Mathúin Mac Coisdealbha

Little Green Leaves

The May storm blows harshly
over the leaves of cherry trees,
with nearly all the fury of winter’s winds,
but without the howling, lonely dread.

The little green leaves do not tremble
but dance – euphoric –
accompanied by raindrops,
as they, swaying, mock the storm
with youthful mirth.
All are drunk in Nature’s way.

And I, in my chair and at my desk, imagine
that you, too, are dancing like these
little green leaves tonight;
far from me but happy.

And that, perhaps, when he bends to kiss you
in a lull, while the storm breathes,
and you look up at him with dark, endless eyes,
you will wonder why – if only for a moment –
he does not brush your hair behind your ear
and you do not feel enveloped in a fiery love
as you did once when the trees were almost bare
and you and I danced a very different dance
of broken souls made whole again.
A dance I foolishly thought could last forever.
A dance impossible for little green leaves.

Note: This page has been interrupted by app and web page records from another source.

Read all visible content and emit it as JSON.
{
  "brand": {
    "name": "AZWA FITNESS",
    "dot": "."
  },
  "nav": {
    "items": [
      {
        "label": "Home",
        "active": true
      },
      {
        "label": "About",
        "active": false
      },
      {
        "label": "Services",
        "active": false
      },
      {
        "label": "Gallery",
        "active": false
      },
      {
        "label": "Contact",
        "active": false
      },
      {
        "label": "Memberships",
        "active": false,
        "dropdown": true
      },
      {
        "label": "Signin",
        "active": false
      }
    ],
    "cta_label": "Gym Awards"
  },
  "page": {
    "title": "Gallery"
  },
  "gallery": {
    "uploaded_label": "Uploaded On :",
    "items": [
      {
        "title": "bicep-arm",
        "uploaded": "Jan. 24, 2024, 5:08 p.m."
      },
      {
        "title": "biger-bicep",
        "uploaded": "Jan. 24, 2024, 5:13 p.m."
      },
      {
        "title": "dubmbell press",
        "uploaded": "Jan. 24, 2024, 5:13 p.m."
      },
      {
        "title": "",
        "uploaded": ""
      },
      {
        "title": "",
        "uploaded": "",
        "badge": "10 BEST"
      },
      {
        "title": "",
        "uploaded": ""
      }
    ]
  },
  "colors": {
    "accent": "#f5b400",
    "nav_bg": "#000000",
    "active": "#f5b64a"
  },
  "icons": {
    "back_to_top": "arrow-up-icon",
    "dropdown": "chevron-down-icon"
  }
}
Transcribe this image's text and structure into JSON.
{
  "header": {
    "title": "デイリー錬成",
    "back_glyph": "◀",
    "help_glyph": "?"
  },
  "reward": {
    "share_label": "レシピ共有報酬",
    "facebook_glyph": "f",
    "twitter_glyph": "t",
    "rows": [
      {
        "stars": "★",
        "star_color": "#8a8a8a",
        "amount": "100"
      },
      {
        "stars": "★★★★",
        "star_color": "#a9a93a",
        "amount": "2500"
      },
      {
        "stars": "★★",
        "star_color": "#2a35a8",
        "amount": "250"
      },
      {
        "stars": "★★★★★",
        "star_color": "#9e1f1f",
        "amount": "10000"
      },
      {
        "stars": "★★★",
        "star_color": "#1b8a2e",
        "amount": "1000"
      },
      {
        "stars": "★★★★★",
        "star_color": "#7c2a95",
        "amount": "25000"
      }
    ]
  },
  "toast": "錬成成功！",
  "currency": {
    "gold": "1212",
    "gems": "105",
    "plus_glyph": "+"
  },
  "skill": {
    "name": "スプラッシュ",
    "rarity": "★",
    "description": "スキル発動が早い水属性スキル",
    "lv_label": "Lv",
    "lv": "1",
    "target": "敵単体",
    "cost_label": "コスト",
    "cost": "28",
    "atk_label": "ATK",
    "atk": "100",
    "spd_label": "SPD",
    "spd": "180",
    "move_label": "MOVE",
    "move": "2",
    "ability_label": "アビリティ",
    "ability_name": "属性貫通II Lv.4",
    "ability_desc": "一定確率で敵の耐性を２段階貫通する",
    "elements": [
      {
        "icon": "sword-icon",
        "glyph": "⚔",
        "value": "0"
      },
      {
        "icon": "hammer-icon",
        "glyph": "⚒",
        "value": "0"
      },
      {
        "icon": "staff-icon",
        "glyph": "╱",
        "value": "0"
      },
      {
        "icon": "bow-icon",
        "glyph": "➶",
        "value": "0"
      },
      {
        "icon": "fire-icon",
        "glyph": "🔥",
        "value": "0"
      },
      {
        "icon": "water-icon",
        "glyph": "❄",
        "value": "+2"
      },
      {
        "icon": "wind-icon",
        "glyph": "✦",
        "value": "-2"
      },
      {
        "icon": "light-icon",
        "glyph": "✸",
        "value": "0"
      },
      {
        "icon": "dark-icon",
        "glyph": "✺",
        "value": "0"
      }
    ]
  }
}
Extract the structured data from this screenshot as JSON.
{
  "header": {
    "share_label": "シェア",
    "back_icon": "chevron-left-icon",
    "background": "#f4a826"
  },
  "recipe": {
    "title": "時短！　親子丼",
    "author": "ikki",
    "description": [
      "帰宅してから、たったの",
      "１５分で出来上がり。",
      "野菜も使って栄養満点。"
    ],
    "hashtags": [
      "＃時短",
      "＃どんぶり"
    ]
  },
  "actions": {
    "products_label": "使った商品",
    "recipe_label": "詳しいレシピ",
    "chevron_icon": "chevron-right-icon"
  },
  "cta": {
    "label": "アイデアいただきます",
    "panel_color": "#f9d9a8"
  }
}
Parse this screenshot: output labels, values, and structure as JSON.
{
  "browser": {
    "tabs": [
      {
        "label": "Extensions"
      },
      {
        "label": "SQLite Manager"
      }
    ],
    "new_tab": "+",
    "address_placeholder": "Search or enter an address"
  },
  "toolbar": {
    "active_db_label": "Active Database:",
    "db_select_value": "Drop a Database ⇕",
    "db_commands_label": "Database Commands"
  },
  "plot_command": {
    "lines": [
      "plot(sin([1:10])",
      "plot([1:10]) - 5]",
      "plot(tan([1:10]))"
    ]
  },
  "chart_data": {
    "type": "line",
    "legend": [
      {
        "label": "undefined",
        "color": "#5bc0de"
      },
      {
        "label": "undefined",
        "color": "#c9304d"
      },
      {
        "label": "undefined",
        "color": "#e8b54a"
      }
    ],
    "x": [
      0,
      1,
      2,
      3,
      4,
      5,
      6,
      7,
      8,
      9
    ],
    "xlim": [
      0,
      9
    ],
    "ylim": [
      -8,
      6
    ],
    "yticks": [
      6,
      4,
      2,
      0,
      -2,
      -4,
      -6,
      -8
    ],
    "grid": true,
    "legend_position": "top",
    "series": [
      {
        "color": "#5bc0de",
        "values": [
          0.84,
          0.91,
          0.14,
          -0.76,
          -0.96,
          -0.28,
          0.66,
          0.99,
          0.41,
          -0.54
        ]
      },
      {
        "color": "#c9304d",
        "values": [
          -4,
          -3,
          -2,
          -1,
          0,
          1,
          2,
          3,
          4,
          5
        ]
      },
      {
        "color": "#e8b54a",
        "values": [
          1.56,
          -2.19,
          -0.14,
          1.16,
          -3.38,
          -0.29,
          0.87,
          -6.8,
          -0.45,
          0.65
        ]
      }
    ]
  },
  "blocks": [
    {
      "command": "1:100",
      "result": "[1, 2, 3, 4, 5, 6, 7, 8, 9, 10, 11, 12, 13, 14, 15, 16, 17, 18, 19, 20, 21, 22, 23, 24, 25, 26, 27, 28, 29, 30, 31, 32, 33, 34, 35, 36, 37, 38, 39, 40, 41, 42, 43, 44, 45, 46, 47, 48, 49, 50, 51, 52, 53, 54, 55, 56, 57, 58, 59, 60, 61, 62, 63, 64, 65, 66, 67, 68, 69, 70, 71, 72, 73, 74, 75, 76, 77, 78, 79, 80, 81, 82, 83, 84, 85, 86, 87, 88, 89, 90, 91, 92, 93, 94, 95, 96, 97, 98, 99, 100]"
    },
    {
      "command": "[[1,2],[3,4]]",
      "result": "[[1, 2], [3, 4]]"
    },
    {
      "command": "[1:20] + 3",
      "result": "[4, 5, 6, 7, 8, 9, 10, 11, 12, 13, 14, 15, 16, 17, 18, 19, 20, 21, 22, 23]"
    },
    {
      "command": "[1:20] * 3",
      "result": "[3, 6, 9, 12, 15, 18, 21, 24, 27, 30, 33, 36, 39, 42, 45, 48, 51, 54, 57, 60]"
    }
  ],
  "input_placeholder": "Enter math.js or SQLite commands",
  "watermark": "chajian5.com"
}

I have notes of yours,
written in your
painter’s hand,
that I have kept for years.
And I remember
gently folding
and placing them,
like relics
of a living saint,
inside books
I sent across the sea
so that you could always
be with me.

But they are just papers.
And I remember now,
how you’d check your pen
on little corners
not by scrawling poems,
or a word in one of your
many languages,
but by writing your own name.
And now I am done writing yours.

I have let you go.
And who would have thought
it would be
this easy?
Not at all like

And I feel
lighter, now,
than I have
since those notes
began to weigh,
weigh me down.
And I am sure, now,
if it really
came down to it,
that, anyway,
I would

Mathúin Mac Coisdealbha is a postgraduate student in his mid-twenties now living outside of London. Heavily influenced by Yeats, Kavanagh, and Joyce, he hopes to someday teach in a quiet, grey town along Ireland’s western shore.